- **About this exercise**
Your output should be every line below, copied exactly.

- **Excerpted records**
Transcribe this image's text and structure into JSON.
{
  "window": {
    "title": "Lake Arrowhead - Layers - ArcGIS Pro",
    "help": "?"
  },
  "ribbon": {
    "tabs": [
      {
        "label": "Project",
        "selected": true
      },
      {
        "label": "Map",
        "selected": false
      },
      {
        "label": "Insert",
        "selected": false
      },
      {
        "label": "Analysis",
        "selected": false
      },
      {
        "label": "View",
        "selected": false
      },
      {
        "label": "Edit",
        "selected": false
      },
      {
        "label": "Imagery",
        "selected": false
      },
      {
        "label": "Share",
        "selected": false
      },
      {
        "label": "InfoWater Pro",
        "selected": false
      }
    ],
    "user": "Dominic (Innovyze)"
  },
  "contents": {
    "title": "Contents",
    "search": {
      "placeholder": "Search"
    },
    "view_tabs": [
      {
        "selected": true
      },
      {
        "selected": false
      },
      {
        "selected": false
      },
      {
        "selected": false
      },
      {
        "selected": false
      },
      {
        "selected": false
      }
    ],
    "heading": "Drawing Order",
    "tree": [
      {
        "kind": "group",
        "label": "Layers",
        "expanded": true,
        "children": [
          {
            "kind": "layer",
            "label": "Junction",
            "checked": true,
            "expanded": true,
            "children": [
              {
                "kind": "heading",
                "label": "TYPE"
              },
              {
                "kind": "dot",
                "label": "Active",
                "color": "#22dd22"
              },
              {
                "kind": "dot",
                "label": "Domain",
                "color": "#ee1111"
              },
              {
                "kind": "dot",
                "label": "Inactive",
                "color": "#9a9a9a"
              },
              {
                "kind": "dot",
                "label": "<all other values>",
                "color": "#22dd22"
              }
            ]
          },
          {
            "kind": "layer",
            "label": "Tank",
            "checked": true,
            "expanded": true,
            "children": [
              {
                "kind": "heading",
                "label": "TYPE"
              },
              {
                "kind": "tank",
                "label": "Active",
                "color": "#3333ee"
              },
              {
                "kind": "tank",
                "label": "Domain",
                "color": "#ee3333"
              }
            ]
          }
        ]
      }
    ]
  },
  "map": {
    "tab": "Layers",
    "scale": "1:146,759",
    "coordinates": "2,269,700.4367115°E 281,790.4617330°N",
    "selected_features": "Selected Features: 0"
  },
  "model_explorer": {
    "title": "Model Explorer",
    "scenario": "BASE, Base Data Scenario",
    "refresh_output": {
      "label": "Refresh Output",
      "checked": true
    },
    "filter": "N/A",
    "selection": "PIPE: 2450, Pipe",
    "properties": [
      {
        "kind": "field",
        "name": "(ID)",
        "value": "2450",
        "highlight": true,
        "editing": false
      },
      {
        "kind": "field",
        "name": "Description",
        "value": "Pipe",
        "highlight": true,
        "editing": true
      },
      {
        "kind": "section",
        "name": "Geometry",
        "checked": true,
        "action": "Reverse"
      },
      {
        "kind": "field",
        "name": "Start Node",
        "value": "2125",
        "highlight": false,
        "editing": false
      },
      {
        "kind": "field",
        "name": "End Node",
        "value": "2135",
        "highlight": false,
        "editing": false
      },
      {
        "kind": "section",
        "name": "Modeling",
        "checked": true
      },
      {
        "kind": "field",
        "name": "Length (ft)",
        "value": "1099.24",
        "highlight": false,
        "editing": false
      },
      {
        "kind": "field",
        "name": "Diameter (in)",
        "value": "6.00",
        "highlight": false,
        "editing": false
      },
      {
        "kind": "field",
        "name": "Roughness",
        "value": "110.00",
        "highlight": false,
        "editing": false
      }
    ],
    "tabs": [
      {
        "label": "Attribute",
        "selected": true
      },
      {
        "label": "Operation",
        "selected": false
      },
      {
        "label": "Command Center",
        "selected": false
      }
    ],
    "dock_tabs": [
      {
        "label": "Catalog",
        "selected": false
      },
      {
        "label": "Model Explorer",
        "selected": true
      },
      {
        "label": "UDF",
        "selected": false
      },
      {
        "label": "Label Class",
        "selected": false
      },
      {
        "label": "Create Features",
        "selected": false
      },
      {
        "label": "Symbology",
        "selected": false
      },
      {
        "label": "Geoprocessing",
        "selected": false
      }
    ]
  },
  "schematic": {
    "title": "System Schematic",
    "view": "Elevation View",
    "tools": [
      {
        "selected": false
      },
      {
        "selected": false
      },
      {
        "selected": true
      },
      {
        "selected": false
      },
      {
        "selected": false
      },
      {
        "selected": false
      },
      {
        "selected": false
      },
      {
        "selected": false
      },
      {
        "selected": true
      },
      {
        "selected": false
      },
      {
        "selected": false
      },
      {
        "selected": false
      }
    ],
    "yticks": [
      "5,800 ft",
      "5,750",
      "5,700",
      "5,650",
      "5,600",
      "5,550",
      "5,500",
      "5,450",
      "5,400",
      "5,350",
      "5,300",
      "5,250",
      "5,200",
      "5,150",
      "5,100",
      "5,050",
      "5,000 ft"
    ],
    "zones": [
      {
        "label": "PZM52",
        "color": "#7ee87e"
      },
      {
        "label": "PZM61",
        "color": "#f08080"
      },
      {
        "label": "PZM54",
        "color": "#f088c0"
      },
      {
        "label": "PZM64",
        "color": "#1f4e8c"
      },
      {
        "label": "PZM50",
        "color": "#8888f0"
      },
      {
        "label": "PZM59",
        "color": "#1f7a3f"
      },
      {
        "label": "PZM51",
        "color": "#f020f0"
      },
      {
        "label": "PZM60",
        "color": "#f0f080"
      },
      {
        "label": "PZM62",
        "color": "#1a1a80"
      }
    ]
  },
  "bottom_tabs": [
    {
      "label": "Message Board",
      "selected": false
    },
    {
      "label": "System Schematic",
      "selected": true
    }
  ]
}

- **Answer area**
Transcribe this image's text and structure into JSON.
{
  "window": {
    "title": "Lake Arrowhead - Layers - ArcGIS Pro",
    "help": "?"
  },
  "ribbon": {
    "tabs": [
      {
        "label": "Project",
        "selected": true
      },
      {
        "label": "Map",
        "selected": false
      },
      {
        "label": "Insert",
        "selected": false
      },
      {
        "label": "Analysis",
        "selected": false
      },
      {
        "label": "View",
        "selected": false
      },
      {
        "label": "Edit",
        "selected": false
      },
      {
        "label": "Imagery",
        "selected": false
      },
      {
        "label": "Share",
        "selected": false
      },
      {
        "label": "InfoWater Pro",
        "selected": false
      }
    ],
    "user": "Dominic (Innovyze)"
  },
  "contents": {
    "title": "Contents",
    "search": {
      "placeholder": "Search"
    },
    "view_tabs": [
      {
        "selected": true
      },
      {
        "selected": false
      },
      {
        "selected": false
      },
      {
        "selected": false
      },
      {
        "selected": false
      },
      {
        "selected": false
      }
    ],
    "heading": "Drawing Order",
    "tree": [
      {
        "kind": "group",
        "label": "Layers",
        "expanded": true,
        "children": [
          {
            "kind": "layer",
            "label": "Junction",
            "checked": true,
            "expanded": true,
            "children": [
              {
                "kind": "heading",
                "label": "TYPE"
              },
              {
                "kind": "dot",
                "label": "Active",
                "color": "#22dd22"
              },
              {
                "kind": "dot",
                "label": "Domain",
                "color": "#ee1111"
              },
              {
                "kind": "dot",
                "label": "Inactive",
                "color": "#9a9a9a"
              },
              {
                "kind": "dot",
                "label": "<all other values>",
                "color": "#22dd22"
              }
            ]
          },
          {
            "kind": "layer",
            "label": "Tank",
            "checked": true,
            "expanded": true,
            "children": [
              {
                "kind": "heading",
                "label": "TYPE"
              },
              {
                "kind": "tank",
                "label": "Active",
                "color": "#3333ee"
              },
              {
                "kind": "tank",
                "label": "Domain",
                "color": "#ee3333"
              }
            ]
          }
        ]
      }
    ]
  },
  "map": {
    "tab": "Layers",
    "scale": "1:146,759",
    "coordinates": "2,269,700.4367115°E 281,790.4617330°N",
    "selected_features": "Selected Features: 0"
  },
  "model_explorer": {
    "title": "Model Explorer",
    "scenario": "BASE, Base Data Scenario",
    "refresh_output": {
      "label": "Refresh Output",
      "checked": true
    },
    "filter": "N/A",
    "selection": "PIPE: 2450, Pipe",
    "properties": [
      {
        "kind": "field",
        "name": "(ID)",
        "value": "2450",
        "highlight": true,
        "editing": false
      },
      {
        "kind": "field",
        "name": "Description",
        "value": "Pipe",
        "highlight": true,
        "editing": true
      },
      {
        "kind": "section",
        "name": "Geometry",
        "checked": true,
        "action": "Reverse"
      },
      {
        "kind": "field",
        "name": "Start Node",
        "value": "2125",
        "highlight": false,
        "editing": false
      },
      {
        "kind": "field",
        "name": "End Node",
        "value": "2135",
        "highlight": false,
        "editing": false
      },
      {
        "kind": "section",
        "name": "Modeling",
        "checked": true
      },
      {
        "kind": "field",
        "name": "Length (ft)",
        "value": "1099.24",
        "highlight": false,
        "editing": false
      },
      {
        "kind": "field",
        "name": "Diameter (in)",
        "value": "6.00",
        "highlight": false,
        "editing": false
      },
      {
        "kind": "field",
        "name": "Roughness",
        "value": "110.00",
        "highlight": false,
        "editing": false
      }
    ],
    "tabs": [
      {
        "label": "Attribute",
        "selected": true
      },
      {
        "label": "Operation",
        "selected": false
      },
      {
        "label": "Command Center",
        "selected": false
      }
    ],
    "dock_tabs": [
      {
        "label": "Catalog",
        "selected": false
      },
      {
        "label": "Model Explorer",
        "selected": true
      },
      {
        "label": "UDF",
        "selected": false
      },
      {
        "label": "Label Class",
        "selected": false
      },
      {
        "label": "Create Features",
        "selected": false
      },
      {
        "label": "Symbology",
        "selected": false
      },
      {
        "label": "Geoprocessing",
        "selected": false
      }
    ]
  },
  "schematic": {
    "title": "System Schematic",
    "view": "Elevation View",
    "tools": [
      {
        "selected": false
      },
      {
        "selected": false
      },
      {
        "selected": true
      },
      {
        "selected": false
      },
      {
        "selected": false
      },
      {
        "selected": false
      },
      {
        "selected": false
      },
      {
        "selected": false
      },
      {
        "selected": true
      },
      {
        "selected": false
      },
      {
        "selected": false
      },
      {
        "selected": false
      }
    ],
    "yticks": [
      "5,800 ft",
      "5,750",
      "5,700",
      "5,650",
      "5,600",
      "5,550",
      "5,500",
      "5,450",
      "5,400",
      "5,350",
      "5,300",
      "5,250",
      "5,200",
      "5,150",
      "5,100",
      "5,050",
      "5,000 ft"
    ],
    "zones": [
      {
        "label": "PZM52",
        "color": "#7ee87e"
      },
      {
        "label": "PZM61",
        "color": "#f08080"
      },
      {
        "label": "PZM54",
        "color": "#f088c0"
      },
      {
        "label": "PZM64",
        "color": "#1f4e8c"
      },
      {
        "label": "PZM50",
        "color": "#8888f0"
      },
      {
        "label": "PZM59",
        "color": "#1f7a3f"
      },
      {
        "label": "PZM51",
        "color": "#f020f0"
      },
      {
        "label": "PZM60",
        "color": "#f0f080"
      },
      {
        "label": "PZM62",
        "color": "#1a1a80"
      }
    ]
  },
  "bottom_tabs": [
    {
      "label": "Message Board",
      "selected": false
    },
    {
      "label": "System Schematic",
      "selected": true
    }
  ]
}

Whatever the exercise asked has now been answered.